Source Dr. Gonzalez is an Attending Physician in the Division of General and Transplant Hepatology at the Baylor Regional Transplant Institute at Baylor All Saints Medical Center in Fort Worth, Texas and Baylor University Medical Center in Dallas, Texas.
Genome-wide association studies have recently identified single nucleotide polymorphisms in proximity to the interleukin-28B (IL-28B) gene that can predict sustained virologic response (SVR) in patients with chronic hepatitis C virus (HCV) infection who are undergoing therapy with pegylated interferon (IFN) a and ribavirin. IL-28B encodes IFN-λ3, a type III IFN involved in host antiviral immunity. Favorable variants of the 2 most widely studied IL-28B polymorphisms, rs1 2979860 and rs8099917, are strong pretreatment predictors of early viral clearance and SVR in patients with genotype 1 HCV infection.

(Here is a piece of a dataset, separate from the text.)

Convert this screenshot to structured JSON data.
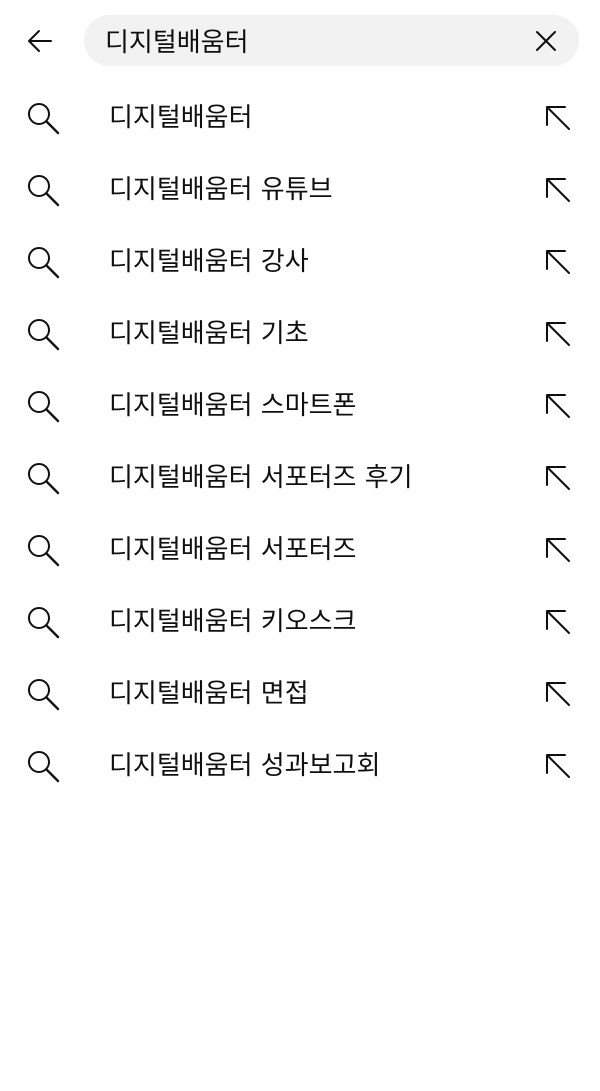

Variations in the distribution of IL-28B alleles may partly explain differences in SVR rates among ethnic groups. Further investigations have implicated IL-28B in the development of chronic HCV infection versus spontaneous resolution of acute infection and suggest that IL-28B may be a key factor involved in host immunity against HCV. Clinical trials of IFN-λ as a therapeutic agent for chronic HCV infection are currently underway. The use of IL-28B polymorphisms as a predictive tool will have a major impact on treatment strategies for chronic HCV infection, particularly in the context of emerging therapies and direct-acting antiviral agents.